None of these cases has yet landed in front of the nation's highest court in Karlsruhe. But German experts agree that one of these plaintiffs -- whether it's Brigitte Weiss or Doris Graber -- will wind up there eventually. The legal system in the Christian West is hermetically closed, something that members of the legal profession are proud of. "One wonders," Aiman Mazyek, secretary general of the Central Council of Muslims in Germany, reflects self-critically, "whether we really needed to go to court over the headscarf issue."
Defining a Symbol
But so far no one has answered the fundamental question: What does a headscarf mean? It's not a legal question. The controversial piece of clothing has provoked a culture clash in Germany. It has become a fetish. The Christian majority has come to see it as an irritating religious symbol. The Muslim minority -- which numbers in the millions -- has come to see it as a symbol of emancipation and self-confidence. For both sides, the headscarf has become a test of conflicting guarantees of freedom -- in a constitutional society where they want to live together.
Member of parliament Ekin Deligöz received death threats after speaking out against headscarves.
So maybe a headscarf is a symbol of intolerance. Critics who see it that way charge Islamists with belligerence and arrogance in their claim to an exclusive religious truth. The European Court of Human Rights rejected a discrimination suit brought by a Swiss Muslim woman on the grounds that a headscarf "is very difficult to equate with a message of tolerance, equality, and nondiscrimination."
Necla Kelek is a sociologist of Turkish descent and a participant in the so-called Islam Conference organized in recent years by German Interior Minister Wolfgang Schäuble. She sees the headscarf debate initiated by German Muslims as part of a "religiously motivated political offensive being waged under the veil of religious freedom."

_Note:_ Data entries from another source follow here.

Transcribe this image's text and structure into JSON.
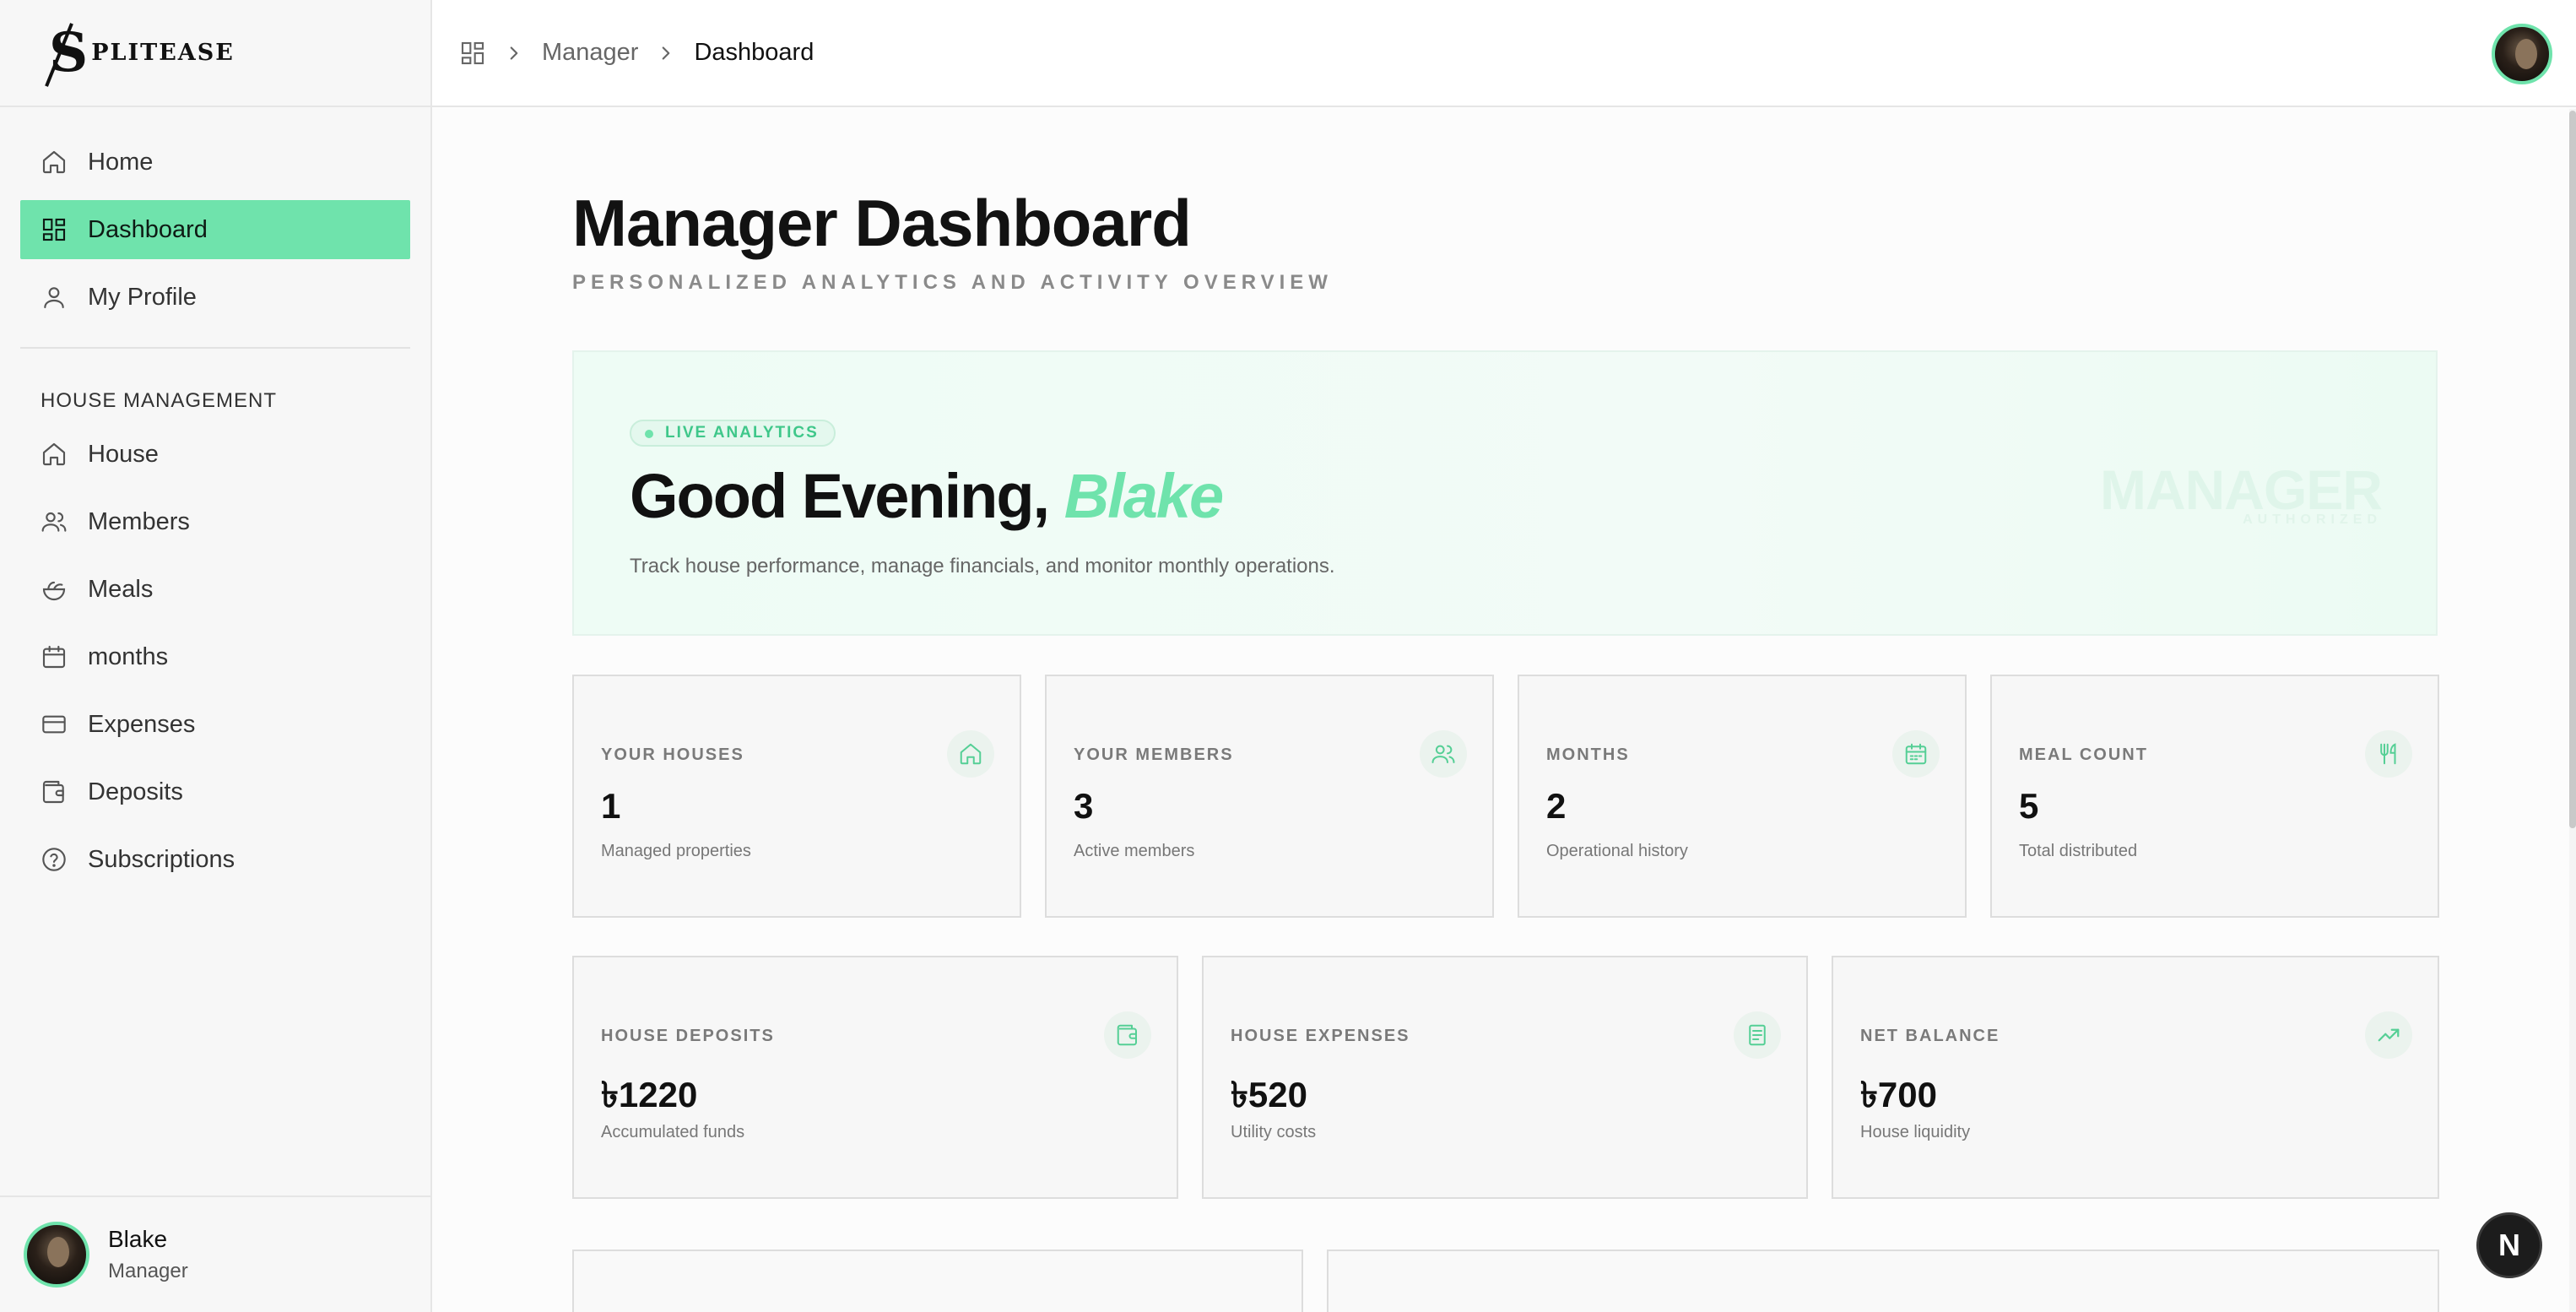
{
  "brand": {
    "logo_letter": "S",
    "logo_text": "PLITEASE"
  },
  "sidebar": {
    "main_items": [
      {
        "label": "Home",
        "icon": "home-icon"
      },
      {
        "label": "Dashboard",
        "icon": "dashboard-icon",
        "active": true
      },
      {
        "label": "My Profile",
        "icon": "user-icon"
      }
    ],
    "section_label": "HOUSE MANAGEMENT",
    "house_items": [
      {
        "label": "House",
        "icon": "home-icon"
      },
      {
        "label": "Members",
        "icon": "users-icon"
      },
      {
        "label": "Meals",
        "icon": "salad-icon"
      },
      {
        "label": "months",
        "icon": "calendar-icon"
      },
      {
        "label": "Expenses",
        "icon": "credit-card-icon"
      },
      {
        "label": "Deposits",
        "icon": "wallet-icon"
      },
      {
        "label": "Subscriptions",
        "icon": "help-circle-icon"
      }
    ],
    "user": {
      "name": "Blake",
      "role": "Manager"
    }
  },
  "breadcrumb": {
    "items": [
      "Manager",
      "Dashboard"
    ]
  },
  "page": {
    "title": "Manager Dashboard",
    "subtitle": "PERSONALIZED ANALYTICS AND ACTIVITY OVERVIEW"
  },
  "hero": {
    "badge": "LIVE ANALYTICS",
    "greeting": "Good Evening,",
    "name": "Blake",
    "description": "Track house performance, manage financials, and monitor monthly operations.",
    "watermark": "MANAGER",
    "watermark_sub": "AUTHORIZED"
  },
  "stats": [
    {
      "label": "YOUR HOUSES",
      "value": "1",
      "desc": "Managed properties",
      "icon": "home-icon"
    },
    {
      "label": "YOUR MEMBERS",
      "value": "3",
      "desc": "Active members",
      "icon": "users-icon"
    },
    {
      "label": "MONTHS",
      "value": "2",
      "desc": "Operational history",
      "icon": "calendar-icon"
    },
    {
      "label": "MEAL COUNT",
      "value": "5",
      "desc": "Total distributed",
      "icon": "utensils-icon"
    }
  ],
  "finance": [
    {
      "label": "HOUSE DEPOSITS",
      "value": "৳1220",
      "desc": "Accumulated funds",
      "icon": "wallet-icon"
    },
    {
      "label": "HOUSE EXPENSES",
      "value": "৳520",
      "desc": "Utility costs",
      "icon": "receipt-icon"
    },
    {
      "label": "NET BALANCE",
      "value": "৳700",
      "desc": "House liquidity",
      "icon": "trending-up-icon"
    }
  ],
  "fab": {
    "label": "N"
  },
  "colors": {
    "accent": "#6fe3ac",
    "accent_dark": "#3fc78a",
    "text": "#111111",
    "muted": "#7a7a7a"
  }
}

Islam, according to Kelek, is conducting a cultural war in pursuit of "a different set of political and social ideals." She noted that the culture of Islam is "not tolerant itself, but takes advantage of the tolerance available to it through our legal system in order to grow."